Words that define format/style

Last but not least, check your essay assignment for terms that dictate how your paper should look and how you should cite your sources.

Your instructor may provide explicit essay formatting requirements:

  • “12-pt Times New Roman”
  • “1-inch margins”
  • “Include a cover page”

If you see specific instructions like these, then you should definitely use them as you format your paper! There is no easier way to rack up points toward a good grade.

Sometimes, however, your instructor will only specify a style guide:

  • “Use MLA format”
  • “Please adhere to APA guidelines”

These phrases indicate that you should use these style guides to cite any sources you consult for your essay.

But MLA and APA aren’t only systems for citing sources. These style guides also provide guidelines for formatting essays and reports, including guidance on fonts, margins, headers, and more. Often, they also tell you how to handle numbers, abbreviations, and other considerations.

In the absence of any other formatting guidelines in your essay assignment, it’s a good idea to consult the style guide.

Read How to Write MLA Citations Without Going Crazy or How to Write APA Citations in 4 Easy Steps for help with citing your sources, and check out the Purdue Owl’s MLA and APA pages for formatting guidelines.

You can also check out our Essay Formatting Survival Guide for other formatting tips.

If all else fails and you genuinely don’t understand what your instructor is asking for, take advantage of the instructor’s office hours. Schedule a meeting to discuss the essay assignment.

It’s always better to clear up your confusion before you start writing instead of after your essay is done. But it’s also a good idea to check your work and make sure that you’ve hit all of the important points of the assignment.

How to Make Sure Your Completed Essay Fits the Assignment

There are a few ways that you can check your completed essay against the assignment to ensure that you didn’t miss the mark completely or leave anything out.
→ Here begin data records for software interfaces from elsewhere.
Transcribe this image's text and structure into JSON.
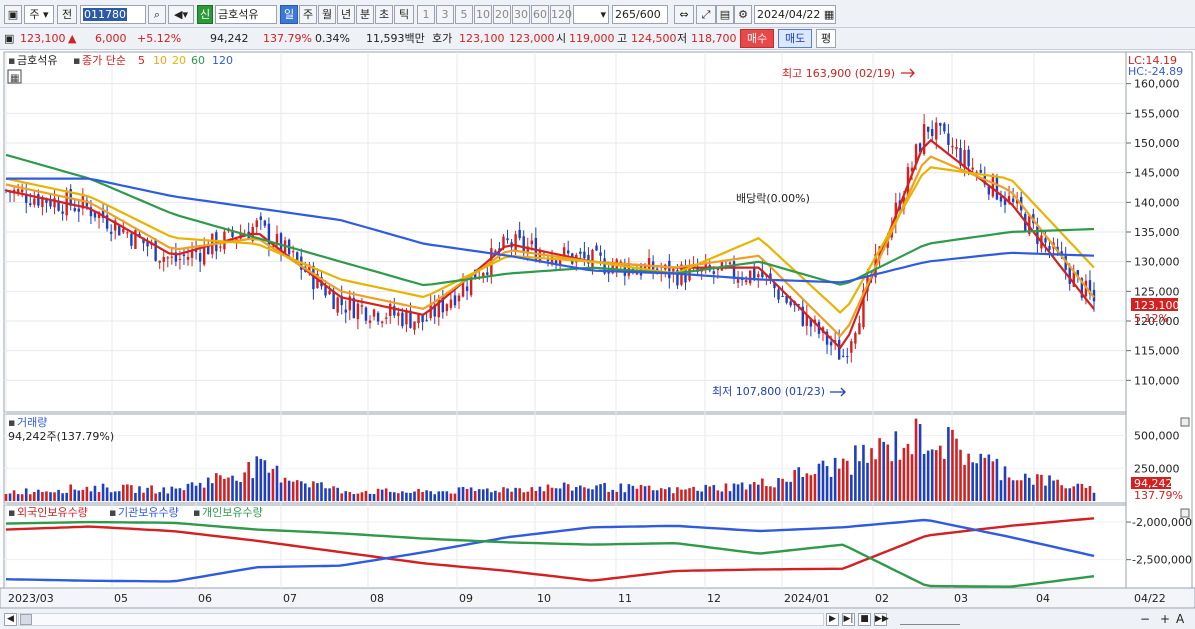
{
  "toolbar": {
    "market_type": "주",
    "prev_label": "전",
    "code_value": "011780",
    "new_badge": "신",
    "stock_name": "금호석유",
    "period_day": "일",
    "period_week": "주",
    "period_month": "월",
    "period_year": "년",
    "period_minute": "분",
    "period_second": "초",
    "period_tick": "틱",
    "intervals": [
      "1",
      "3",
      "5",
      "10",
      "20",
      "30",
      "60",
      "120"
    ],
    "count_value": "265",
    "count_total": "/600",
    "date_value": "2024/04/22"
  },
  "info": {
    "price": "123,100",
    "change": "6,000",
    "change_pct": "+5.12%",
    "volume": "94,242",
    "vol_ratio": "137.79%",
    "turnover_pct": "0.34%",
    "amount": "11,593백만",
    "ask_label": "호가",
    "ask": "123,100",
    "bid": "123,000",
    "open_label": "시",
    "open": "119,000",
    "high_label": "고",
    "high": "124,500",
    "low_label": "저",
    "low": "118,700",
    "buy_button": "매수",
    "sell_button": "매도",
    "eval_button": "평"
  },
  "price_panel": {
    "name": "금호석유",
    "ma_label": "종가 단순",
    "ma_periods": [
      "5",
      "10",
      "20",
      "60",
      "120"
    ],
    "lc_label": "LC:14.19",
    "hc_label": "HC:-24.89",
    "max_label": "최고 163,900 (02/19)",
    "min_label": "최저 107,800 (01/23)",
    "dividend_label": "배당락(0.00%)",
    "last_price_tag": "123,100",
    "last_pct_tag": "5.12%"
  },
  "volume_panel": {
    "title": "거래량",
    "value_label": "94,242주(137.79%)",
    "last_tag": "94,242",
    "last_pct_tag": "137.79%"
  },
  "holdings_panel": {
    "legend": [
      "외국인보유수량",
      "기관보유수량",
      "개인보유수량"
    ]
  },
  "x_axis_labels": [
    "2023/03",
    "05",
    "06",
    "07",
    "08",
    "09",
    "10",
    "11",
    "12",
    "2024/01",
    "02",
    "03",
    "04"
  ],
  "right_date": "04/22",
  "chart_data": [
    {
      "type": "line",
      "title": "금호석유",
      "ylim": [
        105000,
        165000
      ],
      "yticks": [
        110000,
        115000,
        120000,
        125000,
        130000,
        135000,
        140000,
        145000,
        150000,
        155000,
        160000
      ],
      "ytick_labels": [
        "110,000",
        "115,000",
        "120,000",
        "125,000",
        "130,000",
        "135,000",
        "140,000",
        "145,000",
        "150,000",
        "155,000",
        "160,000"
      ],
      "x": [
        "2023/03",
        "05",
        "06",
        "07",
        "08",
        "09",
        "10",
        "11",
        "12",
        "2024/01",
        "02",
        "03",
        "04",
        "04/22"
      ],
      "series": [
        {
          "name": "종가",
          "values": [
            142000,
            139000,
            130000,
            136000,
            123000,
            120000,
            133000,
            130000,
            128000,
            128000,
            114000,
            153000,
            140000,
            123100
          ]
        },
        {
          "name": "5",
          "values": [
            142000,
            139000,
            131000,
            135000,
            124000,
            121000,
            133000,
            130000,
            129000,
            129000,
            115000,
            151000,
            140000,
            122000
          ]
        },
        {
          "name": "10",
          "values": [
            143000,
            140000,
            132000,
            134000,
            125000,
            122000,
            132000,
            130000,
            129000,
            131000,
            117000,
            148000,
            142000,
            124000
          ]
        },
        {
          "name": "20",
          "values": [
            144000,
            141000,
            134000,
            133000,
            127000,
            124000,
            131000,
            130000,
            128000,
            134000,
            121000,
            146000,
            144000,
            129000
          ]
        },
        {
          "name": "60",
          "values": [
            148000,
            144000,
            138000,
            134000,
            130000,
            126000,
            128000,
            129000,
            128000,
            130000,
            126000,
            133000,
            135000,
            135500
          ]
        },
        {
          "name": "120",
          "values": [
            144000,
            144000,
            141000,
            139000,
            137000,
            133000,
            131000,
            128500,
            128000,
            127000,
            126500,
            130000,
            131500,
            131000
          ]
        }
      ],
      "colors": {
        "close": "#d42020",
        "5": "#d42020",
        "10": "#f0a020",
        "20": "#e8b400",
        "60": "#2e9a4a",
        "120": "#2f5be0"
      }
    },
    {
      "type": "bar",
      "title": "거래량",
      "ylim": [
        0,
        650000
      ],
      "yticks": [
        250000,
        500000
      ],
      "ytick_labels": [
        "250,000",
        "500,000"
      ],
      "x": [
        "2023/03",
        "05",
        "06",
        "07",
        "08",
        "09",
        "10",
        "11",
        "12",
        "2024/01",
        "02",
        "03",
        "04",
        "04/22"
      ],
      "values": [
        80000,
        120000,
        100000,
        300000,
        90000,
        80000,
        110000,
        130000,
        95000,
        150000,
        330000,
        600000,
        250000,
        94242
      ],
      "last_value": 94242,
      "last_ratio": "137.79%"
    },
    {
      "type": "line",
      "title": "외국인보유수량 / 기관보유수량 / 개인보유수량",
      "ylim": [
        -2850000,
        -1800000
      ],
      "yticks": [
        -2500000,
        -2000000
      ],
      "ytick_labels": [
        "-2,500,000",
        "-2,000,000"
      ],
      "x": [
        "2023/03",
        "05",
        "06",
        "07",
        "08",
        "09",
        "10",
        "11",
        "12",
        "2024/01",
        "02",
        "03",
        "04",
        "04/22"
      ],
      "series": [
        {
          "name": "외국인보유수량",
          "values": [
            -2100000,
            -2060000,
            -2120000,
            -2250000,
            -2400000,
            -2550000,
            -2650000,
            -2780000,
            -2650000,
            -2630000,
            -2620000,
            -2180000,
            -2050000,
            -1950000
          ]
        },
        {
          "name": "기관보유수량",
          "values": [
            -2760000,
            -2780000,
            -2790000,
            -2600000,
            -2580000,
            -2400000,
            -2200000,
            -2070000,
            -2050000,
            -2120000,
            -2070000,
            -1970000,
            -2200000,
            -2450000
          ]
        },
        {
          "name": "개인보유수량",
          "values": [
            -2020000,
            -2000000,
            -2010000,
            -2100000,
            -2150000,
            -2220000,
            -2270000,
            -2300000,
            -2280000,
            -2420000,
            -2300000,
            -2850000,
            -2860000,
            -2720000
          ]
        }
      ],
      "colors": {
        "외국인보유수량": "#d42020",
        "기관보유수량": "#2f5be0",
        "개인보유수량": "#2e9a4a"
      }
    }
  ]
}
One of my favorite strategies is to create a checklist from the essay assignment before I ever start writing. You could make such a checklist as detailed or as basic as you want, but you definitely should include all of the most important elements of the assignment.

If you don’t have time to create your own, this comprehensive essay editing checklist from the University of New South Wales should help ensure you covered all your bases.

If you’re lucky, your teacher will include a rubric with your essay assignment. A rubric generally breaks down the assignment into specific components, such as content, support, style, and mechanics/grammar.

It also generally tells you what you need to accomplish in each area to achieve the highest grade. This can actually serve as a checklist itself, saving you a bit of time and trouble.

Here’s an example of a rubric:

essay assignment

Another strategy for checking your essay against the prompt is creating a reverse outline. Reverse outlining is actually a great first step for revising any essay. It helps you identify holes in your argument, missing details, and other important elements you might have forgotten.

Check out this helpful handout from Duke University, or use this reverse outlining worksheet from the Berkeley Student Learning Center.

Finally, you can have your essay checked by a Kibin editor. Not only can we help you proofread your essay, but we can also help ensure your essay sticks to the assignment.

After you upload your essay, you have the option to include a supplemental document, such as your essay assignment or a rubric. Personally, I love when students use this feature. It not only gives me better context for what you’ve written, but I can tailor my feedback and editing to help you make sure you covered everything you needed to cover.

Ultimately, an essay assignment may seem intimidating, but you should think of it as the roadmap to a killer grade. A recipe for success. A blueprint for … well, you get the idea.

Happy writing!

Psst... 98% of Kibin users report better grades! Get inspiration from over 500,000 example essays.